VICE, in conjunction with MIND, ran a brilliant guide to mental health this month. You should definitely read it – the commissioning, by Eleanor Morgan, is brilliant and the illustrations, by Nick Scott, are great too. I wrote this, about how female hormones can effect out mental health. Read it online HERE or the unedited version below…

Mood swings, depression, tiredness, fatigue, irritability, anxiety, reduced cognitive ability, aggression, anger, sleep disorders and food cravings; one of the fun things about having a womb is that the above are simply considered par for the course. That’s your lot. Sorry gals, but if you’ve got the temerity to be biological, then you’re also going to have to suffer the psychological.

Now, the relationship between female hormones and mental health is a razor-sharp, gravel-scattered line to walk for a woman like me. Because, on the one hand, of course we should take the time to consider this shit. As Gloria Steinman argued in If Men Could Menstruate, were the bleeding tables tipped to the other gender,“Doctors would research little about heart attacks, from which men would be hormonally protected, but everything about cramps.” We’re not a second sex and this stuff is worth the investment of our time and attention, not to mention money. But on the other hand, as a woman who cries, cuts all her hair off and then realises two days later as her gusset fills with blood that it was that pesky progesterone all along, I am extremely wary of painting women as somehow weaker as a result of our hormones. The last thing in the world I want to do is add fuel to the fire of dickhead Mark who sits by toilets in the Finance department and makes lazy, humourless jokes about how one of his female colleagues ‘must be on the rag again’ because he just saw her giving someone their P45.

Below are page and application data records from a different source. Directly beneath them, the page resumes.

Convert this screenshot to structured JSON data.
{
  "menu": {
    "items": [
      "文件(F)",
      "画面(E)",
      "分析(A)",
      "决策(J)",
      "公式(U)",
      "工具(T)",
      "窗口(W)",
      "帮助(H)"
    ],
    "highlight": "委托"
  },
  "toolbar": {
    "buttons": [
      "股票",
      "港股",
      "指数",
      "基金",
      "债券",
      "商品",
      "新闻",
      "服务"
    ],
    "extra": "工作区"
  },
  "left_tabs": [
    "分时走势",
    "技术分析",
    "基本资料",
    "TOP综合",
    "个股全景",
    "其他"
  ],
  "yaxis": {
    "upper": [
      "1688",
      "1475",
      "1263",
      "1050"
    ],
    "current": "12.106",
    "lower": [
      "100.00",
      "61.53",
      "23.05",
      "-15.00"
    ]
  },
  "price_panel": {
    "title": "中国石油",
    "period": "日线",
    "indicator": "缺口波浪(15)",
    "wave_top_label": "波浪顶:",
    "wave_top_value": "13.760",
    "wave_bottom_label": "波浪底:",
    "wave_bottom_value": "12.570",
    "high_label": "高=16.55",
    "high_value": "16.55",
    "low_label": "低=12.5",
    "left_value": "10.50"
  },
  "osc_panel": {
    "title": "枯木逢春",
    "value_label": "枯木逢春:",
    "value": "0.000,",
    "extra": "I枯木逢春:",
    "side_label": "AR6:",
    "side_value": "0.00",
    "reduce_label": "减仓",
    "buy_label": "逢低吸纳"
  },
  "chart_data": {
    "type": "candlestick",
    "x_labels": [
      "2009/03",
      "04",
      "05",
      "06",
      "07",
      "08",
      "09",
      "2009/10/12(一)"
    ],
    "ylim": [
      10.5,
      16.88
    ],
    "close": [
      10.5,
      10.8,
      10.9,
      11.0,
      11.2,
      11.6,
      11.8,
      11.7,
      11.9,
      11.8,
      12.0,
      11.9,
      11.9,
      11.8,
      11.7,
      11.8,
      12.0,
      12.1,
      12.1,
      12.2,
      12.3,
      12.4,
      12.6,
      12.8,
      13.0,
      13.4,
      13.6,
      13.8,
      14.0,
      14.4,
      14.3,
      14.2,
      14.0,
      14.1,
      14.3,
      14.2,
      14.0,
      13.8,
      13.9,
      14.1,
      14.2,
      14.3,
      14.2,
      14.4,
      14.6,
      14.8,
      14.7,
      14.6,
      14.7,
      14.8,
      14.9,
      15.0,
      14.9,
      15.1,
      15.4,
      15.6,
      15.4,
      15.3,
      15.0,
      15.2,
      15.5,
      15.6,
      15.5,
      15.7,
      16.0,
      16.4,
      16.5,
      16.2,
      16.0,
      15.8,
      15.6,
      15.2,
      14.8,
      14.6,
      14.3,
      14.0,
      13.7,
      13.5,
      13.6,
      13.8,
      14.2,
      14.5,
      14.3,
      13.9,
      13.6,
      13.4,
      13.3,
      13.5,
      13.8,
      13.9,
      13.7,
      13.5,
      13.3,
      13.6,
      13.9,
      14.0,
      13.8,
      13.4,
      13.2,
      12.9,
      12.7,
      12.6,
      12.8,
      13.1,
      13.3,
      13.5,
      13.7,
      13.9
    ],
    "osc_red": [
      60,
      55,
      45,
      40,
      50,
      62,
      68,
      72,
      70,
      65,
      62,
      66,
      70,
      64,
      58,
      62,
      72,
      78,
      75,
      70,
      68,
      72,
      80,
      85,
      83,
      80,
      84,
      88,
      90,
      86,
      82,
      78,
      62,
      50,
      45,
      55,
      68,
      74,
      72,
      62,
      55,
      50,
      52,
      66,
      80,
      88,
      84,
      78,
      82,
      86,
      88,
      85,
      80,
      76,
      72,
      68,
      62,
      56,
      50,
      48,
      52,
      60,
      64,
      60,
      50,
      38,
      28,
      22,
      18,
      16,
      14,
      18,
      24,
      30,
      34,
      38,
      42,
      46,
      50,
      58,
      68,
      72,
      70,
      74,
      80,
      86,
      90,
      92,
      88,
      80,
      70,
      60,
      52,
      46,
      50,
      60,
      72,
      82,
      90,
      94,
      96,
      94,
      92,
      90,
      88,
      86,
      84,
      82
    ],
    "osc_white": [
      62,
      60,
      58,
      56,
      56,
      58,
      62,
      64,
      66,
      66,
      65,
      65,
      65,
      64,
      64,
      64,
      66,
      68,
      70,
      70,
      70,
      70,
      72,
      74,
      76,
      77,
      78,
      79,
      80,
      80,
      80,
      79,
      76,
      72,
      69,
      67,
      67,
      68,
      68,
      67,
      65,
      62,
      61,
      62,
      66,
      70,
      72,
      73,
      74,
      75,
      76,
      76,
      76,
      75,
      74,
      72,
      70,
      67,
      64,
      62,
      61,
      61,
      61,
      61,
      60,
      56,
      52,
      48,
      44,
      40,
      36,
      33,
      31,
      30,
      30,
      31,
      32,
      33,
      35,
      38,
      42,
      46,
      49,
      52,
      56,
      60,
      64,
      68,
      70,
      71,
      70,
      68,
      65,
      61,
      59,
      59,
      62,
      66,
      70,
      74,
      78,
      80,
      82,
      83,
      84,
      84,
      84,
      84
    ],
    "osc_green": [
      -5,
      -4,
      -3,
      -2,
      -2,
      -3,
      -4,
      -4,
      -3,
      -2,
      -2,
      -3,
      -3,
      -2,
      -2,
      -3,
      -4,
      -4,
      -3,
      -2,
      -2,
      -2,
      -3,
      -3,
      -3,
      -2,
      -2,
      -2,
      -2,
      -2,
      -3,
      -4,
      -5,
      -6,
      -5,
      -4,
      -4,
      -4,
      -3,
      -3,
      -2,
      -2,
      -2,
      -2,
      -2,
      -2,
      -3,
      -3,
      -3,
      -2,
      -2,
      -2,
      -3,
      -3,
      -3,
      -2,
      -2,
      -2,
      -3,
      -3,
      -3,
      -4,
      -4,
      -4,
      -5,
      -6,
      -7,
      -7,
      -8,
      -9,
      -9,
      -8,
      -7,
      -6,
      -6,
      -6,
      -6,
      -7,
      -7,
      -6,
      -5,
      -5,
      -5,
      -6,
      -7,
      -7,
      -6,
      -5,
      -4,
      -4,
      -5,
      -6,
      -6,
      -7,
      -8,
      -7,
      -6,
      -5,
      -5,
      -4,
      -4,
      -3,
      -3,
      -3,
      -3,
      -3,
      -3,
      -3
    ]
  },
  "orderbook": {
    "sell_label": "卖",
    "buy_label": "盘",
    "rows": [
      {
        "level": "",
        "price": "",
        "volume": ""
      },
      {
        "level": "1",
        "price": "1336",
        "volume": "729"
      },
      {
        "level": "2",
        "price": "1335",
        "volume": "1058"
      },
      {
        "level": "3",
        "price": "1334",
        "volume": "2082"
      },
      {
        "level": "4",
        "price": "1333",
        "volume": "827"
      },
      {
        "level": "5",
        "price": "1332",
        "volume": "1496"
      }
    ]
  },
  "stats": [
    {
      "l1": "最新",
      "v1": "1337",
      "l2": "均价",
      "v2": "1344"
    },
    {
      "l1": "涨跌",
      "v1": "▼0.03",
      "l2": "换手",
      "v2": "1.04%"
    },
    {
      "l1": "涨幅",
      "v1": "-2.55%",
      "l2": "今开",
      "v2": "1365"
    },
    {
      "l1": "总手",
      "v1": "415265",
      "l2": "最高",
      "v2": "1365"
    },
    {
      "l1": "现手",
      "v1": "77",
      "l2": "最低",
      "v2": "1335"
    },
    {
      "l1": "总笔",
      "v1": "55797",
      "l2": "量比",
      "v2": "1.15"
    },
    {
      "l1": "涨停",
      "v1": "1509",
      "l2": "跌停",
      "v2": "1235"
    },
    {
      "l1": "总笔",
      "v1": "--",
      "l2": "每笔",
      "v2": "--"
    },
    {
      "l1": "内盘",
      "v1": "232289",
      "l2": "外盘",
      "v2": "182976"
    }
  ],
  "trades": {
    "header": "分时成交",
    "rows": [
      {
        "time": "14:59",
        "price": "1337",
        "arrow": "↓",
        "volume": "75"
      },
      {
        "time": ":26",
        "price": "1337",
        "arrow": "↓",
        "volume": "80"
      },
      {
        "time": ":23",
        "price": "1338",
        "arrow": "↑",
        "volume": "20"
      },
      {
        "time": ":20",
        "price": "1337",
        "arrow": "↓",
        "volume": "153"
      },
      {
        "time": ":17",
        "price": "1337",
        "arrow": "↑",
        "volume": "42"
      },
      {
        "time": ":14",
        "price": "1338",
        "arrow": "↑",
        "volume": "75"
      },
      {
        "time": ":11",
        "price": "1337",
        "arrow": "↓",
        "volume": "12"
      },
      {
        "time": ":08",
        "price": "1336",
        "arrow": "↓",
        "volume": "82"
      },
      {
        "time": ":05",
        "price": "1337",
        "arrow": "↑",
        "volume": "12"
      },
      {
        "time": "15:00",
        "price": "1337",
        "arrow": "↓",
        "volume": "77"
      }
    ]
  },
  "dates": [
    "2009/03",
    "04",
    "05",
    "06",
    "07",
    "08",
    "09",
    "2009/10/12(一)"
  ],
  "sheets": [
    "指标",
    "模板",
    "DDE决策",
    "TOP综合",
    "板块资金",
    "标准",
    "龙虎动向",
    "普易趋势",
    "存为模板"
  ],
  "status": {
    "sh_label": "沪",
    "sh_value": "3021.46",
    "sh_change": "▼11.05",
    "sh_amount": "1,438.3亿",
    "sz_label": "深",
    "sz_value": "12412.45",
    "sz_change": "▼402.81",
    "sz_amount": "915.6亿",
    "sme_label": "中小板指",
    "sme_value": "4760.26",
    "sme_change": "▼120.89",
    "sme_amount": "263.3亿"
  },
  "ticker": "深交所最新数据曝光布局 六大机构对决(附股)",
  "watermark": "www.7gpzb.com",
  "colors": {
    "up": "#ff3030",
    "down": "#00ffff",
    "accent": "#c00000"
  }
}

I did the Machynlleth Comedy Festival

Last weekend I was honoured to join Henry Widdicombe’s brilliant Machynlleth Comedy Festival with my little music show called The Playlist. Of course, the show would be absolutely nothing without my brilliant guests and this year I was so, so lucky to be joined by Josie Long, James Acaster and Nathaniel Metcalfe, who all talked about The Song They Wish They’d Written, The Song They’d Like At Their Funeral and The Song That Always Makes Them Dance. James Acaster actually danced. I have never been so pleased and so proud.

I’ll post a recording of the show soon but, in the meantime, here is (some of) what I said:

The Song I Wish I’d Written – What A Man by En Vogue and Salt n Pepa

Allow me to take you back in time. Back to a magical time. A time when I looked like a small Meatloaf impersonator in a Save The Whale t-shirt. A time when when a trip on the bus cost 25p for halves. A time when, as a young girl, you could legitimately say that you’d seen Norman Lamont quivering on Brighton seafront in just his underwear without anyone calling the authorities. A time when Jean Paul Gaultier advertised Silk Cut. A time when female pop artists would appear on television wearing satin pyjamas, caterpillar boots and, somewhat unaccountably, a pair of navel-height box-fresh white Y-fronts. I am talking about 1993 – the year that Slovakia and the Czech Republic had a velvet divorce; the year Bill Clinton came to power; the year of the Maastricht treaty. But, most importantly, the paragons of female Push It sexual assertion and emancipation, Salt n Pepper and En Vogue came together to bring the world, What A Man. (Continued)